Appellee contends on cross-appeal that admission of the handgun seized without a warrant from his home after his arrest was prejudicial error. The state argues that the seizure was permissible under the well-established "plain view" exception to the warrant requirement in that: (1) the gun was discovered inadvertently while turning off the appellee's television; (2) the incriminating nature of the gun after discovery of a gunshot victim was immediately apparent; and (3) the police were lawfully in the place which afforded the plain view of the gun because the United States Supreme Court has held that "* * * when the police come upon the scene of a homicide they may make a prompt warrantless search of the area, to see if there are other victims or if a killer is still on the premises." Mincey v. Arizona (1978), 437 U.S. 385, 392. Without deciding whether all the factual prerequisites of the Mincey exception to the warrant requirement are here met, we hold only that admission of the gun into evidence in a trial in which the defendant admitted shooting the victim, and whose defense was shooting by accident, is not prejudicial, if error at all.
The appellee also contends that the penalty enhancement statute for offenses involving a firearm, R.C. 2929.71, is inapplicable to cases where the only act committed was a misdemeanor. In theory, this argument has merit, since that statute requires conviction of a felony and of a firearm specification, but is inappropriate in the instant case where appellee's only act was not the misdemeanor offense of aggravated menacing, but causing the death of another by committing a misdemeanor.

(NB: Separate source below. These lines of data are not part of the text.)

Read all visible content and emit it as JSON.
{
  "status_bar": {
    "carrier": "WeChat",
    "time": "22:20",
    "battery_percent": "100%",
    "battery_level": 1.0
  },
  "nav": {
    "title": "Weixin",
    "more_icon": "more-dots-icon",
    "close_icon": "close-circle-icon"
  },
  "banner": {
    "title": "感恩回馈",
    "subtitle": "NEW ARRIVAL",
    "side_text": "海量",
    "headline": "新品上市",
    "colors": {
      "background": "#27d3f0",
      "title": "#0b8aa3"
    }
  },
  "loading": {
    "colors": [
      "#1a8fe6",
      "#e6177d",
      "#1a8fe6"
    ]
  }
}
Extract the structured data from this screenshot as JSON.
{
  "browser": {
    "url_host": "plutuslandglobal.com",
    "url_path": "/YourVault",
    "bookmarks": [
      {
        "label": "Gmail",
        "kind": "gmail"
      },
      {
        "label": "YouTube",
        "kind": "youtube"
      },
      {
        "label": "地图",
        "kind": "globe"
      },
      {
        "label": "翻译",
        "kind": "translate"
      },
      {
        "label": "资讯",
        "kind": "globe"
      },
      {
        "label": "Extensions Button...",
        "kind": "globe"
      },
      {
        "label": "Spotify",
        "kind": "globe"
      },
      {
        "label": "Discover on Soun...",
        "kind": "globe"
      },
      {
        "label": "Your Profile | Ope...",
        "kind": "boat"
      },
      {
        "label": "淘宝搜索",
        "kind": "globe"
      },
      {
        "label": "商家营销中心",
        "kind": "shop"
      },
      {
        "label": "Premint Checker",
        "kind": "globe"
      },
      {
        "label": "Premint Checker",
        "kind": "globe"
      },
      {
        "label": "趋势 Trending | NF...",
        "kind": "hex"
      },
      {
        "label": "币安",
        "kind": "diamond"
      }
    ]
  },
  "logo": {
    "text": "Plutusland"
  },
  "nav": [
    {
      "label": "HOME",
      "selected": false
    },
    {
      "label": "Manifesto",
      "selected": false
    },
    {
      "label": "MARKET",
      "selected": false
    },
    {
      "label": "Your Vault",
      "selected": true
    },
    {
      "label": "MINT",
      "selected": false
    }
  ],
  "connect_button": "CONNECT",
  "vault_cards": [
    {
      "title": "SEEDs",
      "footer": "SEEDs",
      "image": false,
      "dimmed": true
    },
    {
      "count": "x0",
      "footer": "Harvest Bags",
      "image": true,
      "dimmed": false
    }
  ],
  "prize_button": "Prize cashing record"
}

Appellee was convicted of involuntary manslaughter, an aggravated felony of the third degree, R.C. 2903.04(C), and of the firearm specification, thus the penalty enhancement statute is applicable.
R.C. 2929.71 provides, in pertinent part:
"(A) The court shall impose a term of actual incarceration of three years * * *, if both of the following apply:
"(1) The offender is convicted of, or pleads guilty to, any felony other than violation of section 2923.12 of the Revised Code;
"(2) The offender is also convicted of, or pleads guilty to, a specification charging him with having a firearm on or about his person or under his control while committing the felony. * * *"
Appellee challenges the statute's applicability to lesser included offenses. The language of R.C. 2929.71 requiring that the offender be convicted of a felony and of a specification charging him with "having a firearm on or about his person or under his control while committing the felony" (emphasis added) clearly is satisfied upon conviction of a lesser included offense of the indicted felony so long as the lesser included offense of which he is convicted is also a felony. As discussed above, involuntary manslaughter is a felony and thus satisfies this requirement.
Appellee's contention that the penalty enhancement statute is an unconstitutional delegation of a judicial function was not raised below and need not be considered upon review, since such argument was apparent but not presented at the trial level. State v. Awan (1986), 22 Ohio St.3d 120, syllabus.
Based upon all of the foregoing, the judgment of the court of appeals is reversed, and the conviction and sentence entered by the trial court are hereby reinstated.
CELEBREZZE, C.J., SWEENEY, LOCHER, HOLMES, C. BROWN and WRIGHT, JJ., concur.
DOUGLAS, J., concurs in judgment only.